No Yolk Sac in Early Pregnancy

Does It Mean Miscarriage?

Each stage of pregnancy has characteristics that are a fairly reliable indicator of whether the pregnancy is healthy and developing as it should. This is one reason why ultrasounds during pregnancy can be so valuable, even in the first weeks.

When an ultrasound takes place around six weeks gestation, one of the things the doctor and technician look for is a yolk sac. When this structure doesn't appear to be there, it could mean that the pregnancy isn't viable—in other words, a miscarriage has occurred.

But this isn't always the case. If you're newly pregnant and the yolk sac isn't visible on your six-week ultrasound, it may simply mean you aren't as far along as you thought. Here's what it may be helpful to know about either scenario.

What Is the Yolk Sac?

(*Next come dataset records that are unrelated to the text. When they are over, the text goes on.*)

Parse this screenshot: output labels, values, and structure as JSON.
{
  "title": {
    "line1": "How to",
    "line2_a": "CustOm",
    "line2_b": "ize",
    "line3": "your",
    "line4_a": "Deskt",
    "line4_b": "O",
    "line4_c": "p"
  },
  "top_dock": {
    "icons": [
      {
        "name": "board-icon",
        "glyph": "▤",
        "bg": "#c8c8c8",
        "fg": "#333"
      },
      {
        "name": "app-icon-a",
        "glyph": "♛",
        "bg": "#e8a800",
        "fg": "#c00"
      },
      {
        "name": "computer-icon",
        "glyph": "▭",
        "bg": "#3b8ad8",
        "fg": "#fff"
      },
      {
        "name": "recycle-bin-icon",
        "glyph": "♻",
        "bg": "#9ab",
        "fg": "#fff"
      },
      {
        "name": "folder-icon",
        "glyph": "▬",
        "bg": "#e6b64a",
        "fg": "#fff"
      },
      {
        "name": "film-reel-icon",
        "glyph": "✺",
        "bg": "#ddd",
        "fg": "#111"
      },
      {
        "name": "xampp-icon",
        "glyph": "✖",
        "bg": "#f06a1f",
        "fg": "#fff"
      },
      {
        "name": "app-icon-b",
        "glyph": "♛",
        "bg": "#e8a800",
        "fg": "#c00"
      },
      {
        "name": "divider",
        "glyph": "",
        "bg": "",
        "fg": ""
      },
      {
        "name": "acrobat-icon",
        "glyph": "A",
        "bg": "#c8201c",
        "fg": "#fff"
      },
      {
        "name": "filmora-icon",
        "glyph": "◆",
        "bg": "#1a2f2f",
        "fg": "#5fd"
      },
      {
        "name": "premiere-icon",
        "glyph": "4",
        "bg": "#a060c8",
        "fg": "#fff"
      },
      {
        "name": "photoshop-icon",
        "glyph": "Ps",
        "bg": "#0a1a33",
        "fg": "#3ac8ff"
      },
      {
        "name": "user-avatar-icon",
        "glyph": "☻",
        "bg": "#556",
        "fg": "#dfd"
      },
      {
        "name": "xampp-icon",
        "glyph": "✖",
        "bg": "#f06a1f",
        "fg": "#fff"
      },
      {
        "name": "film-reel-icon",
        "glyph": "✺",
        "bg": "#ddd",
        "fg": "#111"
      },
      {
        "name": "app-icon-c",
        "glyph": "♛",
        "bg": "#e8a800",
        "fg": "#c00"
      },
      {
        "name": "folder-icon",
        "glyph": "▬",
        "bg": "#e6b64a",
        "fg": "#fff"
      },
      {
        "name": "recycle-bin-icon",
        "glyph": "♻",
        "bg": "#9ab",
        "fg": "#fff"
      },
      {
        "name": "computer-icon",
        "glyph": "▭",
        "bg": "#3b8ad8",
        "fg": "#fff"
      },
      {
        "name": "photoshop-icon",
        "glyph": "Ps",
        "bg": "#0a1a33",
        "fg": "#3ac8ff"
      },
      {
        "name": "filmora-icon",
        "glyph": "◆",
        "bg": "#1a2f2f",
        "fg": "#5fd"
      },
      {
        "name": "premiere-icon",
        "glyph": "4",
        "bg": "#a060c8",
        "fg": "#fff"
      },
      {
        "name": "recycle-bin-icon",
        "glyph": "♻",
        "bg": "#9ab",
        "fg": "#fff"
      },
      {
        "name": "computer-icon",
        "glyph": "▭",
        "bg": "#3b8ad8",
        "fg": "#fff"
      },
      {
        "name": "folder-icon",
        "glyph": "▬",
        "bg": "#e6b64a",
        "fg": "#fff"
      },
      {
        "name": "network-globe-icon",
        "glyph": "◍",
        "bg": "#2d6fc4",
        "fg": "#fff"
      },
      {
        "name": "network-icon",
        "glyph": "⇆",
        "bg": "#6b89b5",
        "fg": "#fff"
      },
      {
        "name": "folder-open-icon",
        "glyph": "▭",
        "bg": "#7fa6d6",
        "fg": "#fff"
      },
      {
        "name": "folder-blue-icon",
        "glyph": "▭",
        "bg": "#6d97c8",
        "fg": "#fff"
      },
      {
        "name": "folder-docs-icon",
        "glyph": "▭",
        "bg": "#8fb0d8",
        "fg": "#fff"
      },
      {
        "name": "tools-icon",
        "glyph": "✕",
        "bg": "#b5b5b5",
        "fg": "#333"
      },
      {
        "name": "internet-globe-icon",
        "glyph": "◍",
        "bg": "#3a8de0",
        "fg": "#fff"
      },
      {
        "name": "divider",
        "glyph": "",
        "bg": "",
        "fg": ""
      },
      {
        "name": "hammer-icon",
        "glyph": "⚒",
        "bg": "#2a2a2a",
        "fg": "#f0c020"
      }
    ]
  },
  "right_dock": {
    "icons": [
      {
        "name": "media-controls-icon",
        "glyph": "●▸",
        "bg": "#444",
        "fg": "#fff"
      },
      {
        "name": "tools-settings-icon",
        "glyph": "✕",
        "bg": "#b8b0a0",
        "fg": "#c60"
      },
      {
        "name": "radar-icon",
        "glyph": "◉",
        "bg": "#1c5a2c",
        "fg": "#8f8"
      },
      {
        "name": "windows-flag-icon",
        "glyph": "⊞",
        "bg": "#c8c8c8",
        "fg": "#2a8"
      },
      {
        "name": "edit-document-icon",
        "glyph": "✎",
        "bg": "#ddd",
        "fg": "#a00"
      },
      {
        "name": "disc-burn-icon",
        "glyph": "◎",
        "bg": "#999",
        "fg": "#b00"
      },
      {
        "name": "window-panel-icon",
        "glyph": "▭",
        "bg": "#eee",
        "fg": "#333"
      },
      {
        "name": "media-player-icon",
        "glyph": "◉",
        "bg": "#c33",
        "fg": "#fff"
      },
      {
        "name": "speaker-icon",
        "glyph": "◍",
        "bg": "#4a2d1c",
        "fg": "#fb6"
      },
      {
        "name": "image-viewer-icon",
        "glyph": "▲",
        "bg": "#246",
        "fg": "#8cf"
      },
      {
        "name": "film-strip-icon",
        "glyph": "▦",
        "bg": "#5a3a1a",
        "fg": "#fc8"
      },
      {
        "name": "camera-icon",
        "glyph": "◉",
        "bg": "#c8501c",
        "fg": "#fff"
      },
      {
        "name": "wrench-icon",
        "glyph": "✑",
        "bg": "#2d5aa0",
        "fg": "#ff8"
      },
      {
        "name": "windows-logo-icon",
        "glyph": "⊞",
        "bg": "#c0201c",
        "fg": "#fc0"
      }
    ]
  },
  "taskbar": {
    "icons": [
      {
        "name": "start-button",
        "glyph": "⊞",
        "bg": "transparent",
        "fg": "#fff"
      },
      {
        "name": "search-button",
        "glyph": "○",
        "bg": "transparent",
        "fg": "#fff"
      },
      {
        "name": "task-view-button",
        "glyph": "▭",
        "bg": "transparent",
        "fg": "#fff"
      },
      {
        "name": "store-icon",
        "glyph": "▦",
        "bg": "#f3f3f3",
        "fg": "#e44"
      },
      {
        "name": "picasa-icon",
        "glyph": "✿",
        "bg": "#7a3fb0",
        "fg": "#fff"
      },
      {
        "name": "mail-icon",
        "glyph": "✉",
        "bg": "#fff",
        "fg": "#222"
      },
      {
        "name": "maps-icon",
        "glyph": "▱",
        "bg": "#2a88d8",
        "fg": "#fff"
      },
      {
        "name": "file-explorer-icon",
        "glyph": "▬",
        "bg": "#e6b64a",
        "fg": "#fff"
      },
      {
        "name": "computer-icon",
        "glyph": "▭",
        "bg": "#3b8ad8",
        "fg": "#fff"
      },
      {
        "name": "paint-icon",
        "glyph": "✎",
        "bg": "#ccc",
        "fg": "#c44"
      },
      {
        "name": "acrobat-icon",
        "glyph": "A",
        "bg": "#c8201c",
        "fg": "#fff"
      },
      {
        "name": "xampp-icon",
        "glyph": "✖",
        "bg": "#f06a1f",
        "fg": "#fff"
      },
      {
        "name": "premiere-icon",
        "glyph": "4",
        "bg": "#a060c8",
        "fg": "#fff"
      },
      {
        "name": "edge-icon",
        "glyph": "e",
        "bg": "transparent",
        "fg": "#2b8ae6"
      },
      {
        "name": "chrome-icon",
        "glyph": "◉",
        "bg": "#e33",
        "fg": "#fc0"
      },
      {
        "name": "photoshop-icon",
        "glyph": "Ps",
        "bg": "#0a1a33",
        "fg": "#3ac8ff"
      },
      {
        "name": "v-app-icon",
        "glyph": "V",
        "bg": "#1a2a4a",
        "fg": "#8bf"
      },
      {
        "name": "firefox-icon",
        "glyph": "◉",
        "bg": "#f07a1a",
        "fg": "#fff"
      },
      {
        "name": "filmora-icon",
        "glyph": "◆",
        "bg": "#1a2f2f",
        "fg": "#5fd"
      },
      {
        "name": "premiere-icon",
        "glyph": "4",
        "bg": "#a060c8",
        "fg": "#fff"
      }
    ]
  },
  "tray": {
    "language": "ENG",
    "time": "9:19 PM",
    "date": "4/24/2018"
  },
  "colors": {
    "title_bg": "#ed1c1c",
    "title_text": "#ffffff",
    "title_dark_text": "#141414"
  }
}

In early pregnancy, the yolk sac functions as a source of nourishment for the developing fetus. It's the first structure to be visible within the gestational sac, which envelopes the developing fetus and the amniotic fluid. The gestational sac looks like a white rim around a clear center and can be seen on a transvaginal ultrasound—in which the ultrasound wand is inserted into the vagina rather than pressed against the abdomen—between three and five weeks gestation. 

The yolk sac isn't visible until around five and a half to six weeks gestation. The yolk sac provides nutrition to the developing embryo until the placenta takes over. That's why it's a good indicator of the health of the pregnancy.

No Yolk Sac at 6 Weeks

Seeing no yolk sac on an ultrasound at this stage of pregnancy could simply mean the fetus's gestational age may have been miscalculated. This can happen if you made an error in remembering when your last period was or if you have irregular menstrual cycles.

When a doctor suspects incorrect gestational age in a woman who was believed to be around six weeks pregnant but has no yolk sac, she'll usually recommend doing another ultrasound in a week or two. By then, if all is well and the pregnancy is viable, the yolk sac and possibly the fetal pole (a curved structure that will eventually develop into the baby). will be visible.

No yolk sac at six weeks of gestation may mean either the pregnancy is less than six weeks or there is a miscarriage. A repeat ultrasound in two weeks can determine which is the case.

When It's a Sign of Miscarriage

Seeing no yolk sac at six weeks can also be a sign of miscarriage. Most likely you'll have to wait until that follow-up ultrasound to be sure. If it does not show continued development of the pregnancy and there's still no visible yolk sac, your doctor will diagnose a miscarriage.

You won't always have to wait to know for sure, however. Sometimes, if the gestational sac is a certain size (25 mm or more) on the first ultrasound and there is no yolk sac or embryo, your doctor will be able to diagnose a miscarriage right away.

An Empty Sac Pregnancy

When the gestational sac is empty—meaning there's no yolk sac or embryo by the time there should be— it is known as an empty sac pregnancy. An empty sac pregnancy may also be referred to as an "anembryonic" pregnancy or a blighted ovum (a term that's considered to be outdated).

An empty sac pregnancy is a type of miscarriage, even though the products of conception are still contained in the uterus. If this happens to you, you may be given the choice of letting nature take its course or to having a procedure called dilation and curettage (D&C). A D&C involves dilating the cervix to create an opening for a thin surgical instrument to remove tissue from the uterus.

Research shows that empty sac pregnancies tend to have high levels of chromosome abnormalities. It's believed that the woman's body recognizes the problem early on and stops further progress of the pregnancy. An empty sac diagnosis may feel cruel, but you may want to think of it as nature's way of keeping unhealthy pregnancies from continuing.

Was this page helpful?
Article Sources